### WHAT TO PRODUCE
Lines below that include "新建文件" are the answer; copy each one.

====== INFORMATION PROVIDED

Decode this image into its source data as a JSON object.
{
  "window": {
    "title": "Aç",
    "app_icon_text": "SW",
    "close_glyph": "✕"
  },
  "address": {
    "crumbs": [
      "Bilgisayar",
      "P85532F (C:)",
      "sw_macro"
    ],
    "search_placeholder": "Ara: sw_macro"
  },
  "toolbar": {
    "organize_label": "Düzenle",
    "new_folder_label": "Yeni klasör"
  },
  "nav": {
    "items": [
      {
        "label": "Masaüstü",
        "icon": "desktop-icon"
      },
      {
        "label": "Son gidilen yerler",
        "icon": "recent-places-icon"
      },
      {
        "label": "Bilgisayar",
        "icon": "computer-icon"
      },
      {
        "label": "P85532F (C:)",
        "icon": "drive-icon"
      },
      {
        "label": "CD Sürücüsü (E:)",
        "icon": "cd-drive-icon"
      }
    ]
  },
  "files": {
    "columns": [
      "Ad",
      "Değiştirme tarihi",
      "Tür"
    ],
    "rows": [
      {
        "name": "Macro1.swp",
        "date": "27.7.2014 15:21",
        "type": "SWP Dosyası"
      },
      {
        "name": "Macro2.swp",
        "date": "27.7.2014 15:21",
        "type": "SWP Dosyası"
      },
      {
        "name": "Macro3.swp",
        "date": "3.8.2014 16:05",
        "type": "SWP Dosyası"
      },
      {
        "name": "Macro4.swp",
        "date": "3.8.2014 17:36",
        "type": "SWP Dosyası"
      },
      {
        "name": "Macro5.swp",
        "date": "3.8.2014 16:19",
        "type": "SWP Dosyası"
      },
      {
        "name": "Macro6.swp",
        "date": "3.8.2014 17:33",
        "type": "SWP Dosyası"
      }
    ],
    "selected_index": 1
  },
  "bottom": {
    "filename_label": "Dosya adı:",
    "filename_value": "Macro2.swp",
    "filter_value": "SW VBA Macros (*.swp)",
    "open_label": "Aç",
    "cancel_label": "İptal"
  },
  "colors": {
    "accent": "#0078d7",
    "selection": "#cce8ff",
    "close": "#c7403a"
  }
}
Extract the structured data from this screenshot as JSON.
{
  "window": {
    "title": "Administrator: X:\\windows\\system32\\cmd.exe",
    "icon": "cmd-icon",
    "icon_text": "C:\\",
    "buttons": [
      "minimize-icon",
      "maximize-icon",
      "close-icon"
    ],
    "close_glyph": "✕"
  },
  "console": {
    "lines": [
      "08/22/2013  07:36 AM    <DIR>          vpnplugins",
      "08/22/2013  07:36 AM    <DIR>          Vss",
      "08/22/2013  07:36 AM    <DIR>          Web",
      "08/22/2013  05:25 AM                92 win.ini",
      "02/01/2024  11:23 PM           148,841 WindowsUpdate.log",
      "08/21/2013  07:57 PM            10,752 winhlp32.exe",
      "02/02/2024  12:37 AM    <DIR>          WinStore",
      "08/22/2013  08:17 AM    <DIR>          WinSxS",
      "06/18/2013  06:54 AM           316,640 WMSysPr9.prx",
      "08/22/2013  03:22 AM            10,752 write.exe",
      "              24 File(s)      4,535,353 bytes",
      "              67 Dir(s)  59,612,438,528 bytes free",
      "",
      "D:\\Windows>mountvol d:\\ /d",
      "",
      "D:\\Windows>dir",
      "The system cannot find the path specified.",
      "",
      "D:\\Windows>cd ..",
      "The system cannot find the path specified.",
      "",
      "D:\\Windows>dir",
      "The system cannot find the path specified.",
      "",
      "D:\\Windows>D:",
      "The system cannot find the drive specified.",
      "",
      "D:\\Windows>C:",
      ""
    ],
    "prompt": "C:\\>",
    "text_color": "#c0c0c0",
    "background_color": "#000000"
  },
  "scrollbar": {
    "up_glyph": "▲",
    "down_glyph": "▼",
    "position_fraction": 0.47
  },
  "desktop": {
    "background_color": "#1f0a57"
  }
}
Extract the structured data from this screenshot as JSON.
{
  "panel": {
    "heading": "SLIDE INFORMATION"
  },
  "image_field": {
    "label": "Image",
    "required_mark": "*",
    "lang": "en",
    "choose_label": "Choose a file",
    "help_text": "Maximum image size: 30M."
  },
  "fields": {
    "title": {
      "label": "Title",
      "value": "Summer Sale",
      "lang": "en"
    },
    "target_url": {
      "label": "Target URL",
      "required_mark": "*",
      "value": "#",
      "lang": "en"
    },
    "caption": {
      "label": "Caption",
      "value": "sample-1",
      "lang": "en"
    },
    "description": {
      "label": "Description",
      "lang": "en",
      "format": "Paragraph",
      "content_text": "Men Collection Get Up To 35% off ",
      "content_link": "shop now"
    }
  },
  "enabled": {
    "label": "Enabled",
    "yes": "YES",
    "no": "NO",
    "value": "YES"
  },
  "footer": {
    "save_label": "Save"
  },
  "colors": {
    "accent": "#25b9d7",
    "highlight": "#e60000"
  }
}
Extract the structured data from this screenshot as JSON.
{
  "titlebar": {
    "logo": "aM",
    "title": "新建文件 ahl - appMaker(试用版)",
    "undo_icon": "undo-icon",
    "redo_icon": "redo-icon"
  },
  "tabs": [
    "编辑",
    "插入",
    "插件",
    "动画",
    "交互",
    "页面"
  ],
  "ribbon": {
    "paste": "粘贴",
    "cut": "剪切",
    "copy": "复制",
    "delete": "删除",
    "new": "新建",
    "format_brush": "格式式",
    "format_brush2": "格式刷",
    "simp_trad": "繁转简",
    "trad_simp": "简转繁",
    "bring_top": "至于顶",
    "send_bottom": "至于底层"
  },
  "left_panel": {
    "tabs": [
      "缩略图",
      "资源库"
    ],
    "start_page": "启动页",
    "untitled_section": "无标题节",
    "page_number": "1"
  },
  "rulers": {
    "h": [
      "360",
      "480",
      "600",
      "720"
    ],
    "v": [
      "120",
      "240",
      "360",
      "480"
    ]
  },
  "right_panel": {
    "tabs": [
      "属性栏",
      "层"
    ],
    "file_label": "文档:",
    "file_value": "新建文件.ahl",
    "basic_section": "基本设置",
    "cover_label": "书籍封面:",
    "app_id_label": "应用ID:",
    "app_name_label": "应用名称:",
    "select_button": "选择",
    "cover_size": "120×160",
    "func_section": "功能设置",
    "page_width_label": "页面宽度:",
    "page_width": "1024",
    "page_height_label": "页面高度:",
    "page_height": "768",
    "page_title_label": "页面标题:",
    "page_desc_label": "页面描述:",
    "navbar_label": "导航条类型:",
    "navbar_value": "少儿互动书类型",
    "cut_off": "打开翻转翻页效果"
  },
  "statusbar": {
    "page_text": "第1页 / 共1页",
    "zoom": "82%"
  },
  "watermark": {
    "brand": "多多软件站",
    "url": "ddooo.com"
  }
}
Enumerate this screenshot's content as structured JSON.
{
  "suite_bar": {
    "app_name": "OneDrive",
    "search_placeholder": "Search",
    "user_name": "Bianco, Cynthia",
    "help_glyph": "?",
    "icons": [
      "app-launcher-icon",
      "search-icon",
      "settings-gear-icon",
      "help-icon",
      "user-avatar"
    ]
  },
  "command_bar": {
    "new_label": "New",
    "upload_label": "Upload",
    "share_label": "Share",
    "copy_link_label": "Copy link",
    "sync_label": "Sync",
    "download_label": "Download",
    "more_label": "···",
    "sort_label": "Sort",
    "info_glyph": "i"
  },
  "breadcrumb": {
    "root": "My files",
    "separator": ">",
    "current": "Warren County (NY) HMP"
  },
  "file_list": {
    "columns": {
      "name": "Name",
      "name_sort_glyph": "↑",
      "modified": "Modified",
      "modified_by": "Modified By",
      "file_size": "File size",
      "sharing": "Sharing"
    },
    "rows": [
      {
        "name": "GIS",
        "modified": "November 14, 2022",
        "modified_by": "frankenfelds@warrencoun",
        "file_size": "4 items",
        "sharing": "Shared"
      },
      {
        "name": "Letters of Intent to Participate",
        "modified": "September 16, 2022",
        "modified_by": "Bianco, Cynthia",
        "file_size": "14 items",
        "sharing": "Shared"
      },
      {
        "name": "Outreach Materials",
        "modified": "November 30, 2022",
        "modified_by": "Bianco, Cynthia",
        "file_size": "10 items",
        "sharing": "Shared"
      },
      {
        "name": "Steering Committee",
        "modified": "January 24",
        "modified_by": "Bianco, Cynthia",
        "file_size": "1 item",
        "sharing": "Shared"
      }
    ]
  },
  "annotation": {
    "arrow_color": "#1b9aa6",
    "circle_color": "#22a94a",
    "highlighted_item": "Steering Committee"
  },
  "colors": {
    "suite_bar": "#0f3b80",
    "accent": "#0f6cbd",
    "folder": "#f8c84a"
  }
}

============

### RESULT
    "title": "新建文件 ahl - appMaker(试用版)",
    "file_value": "新建文件.ahl",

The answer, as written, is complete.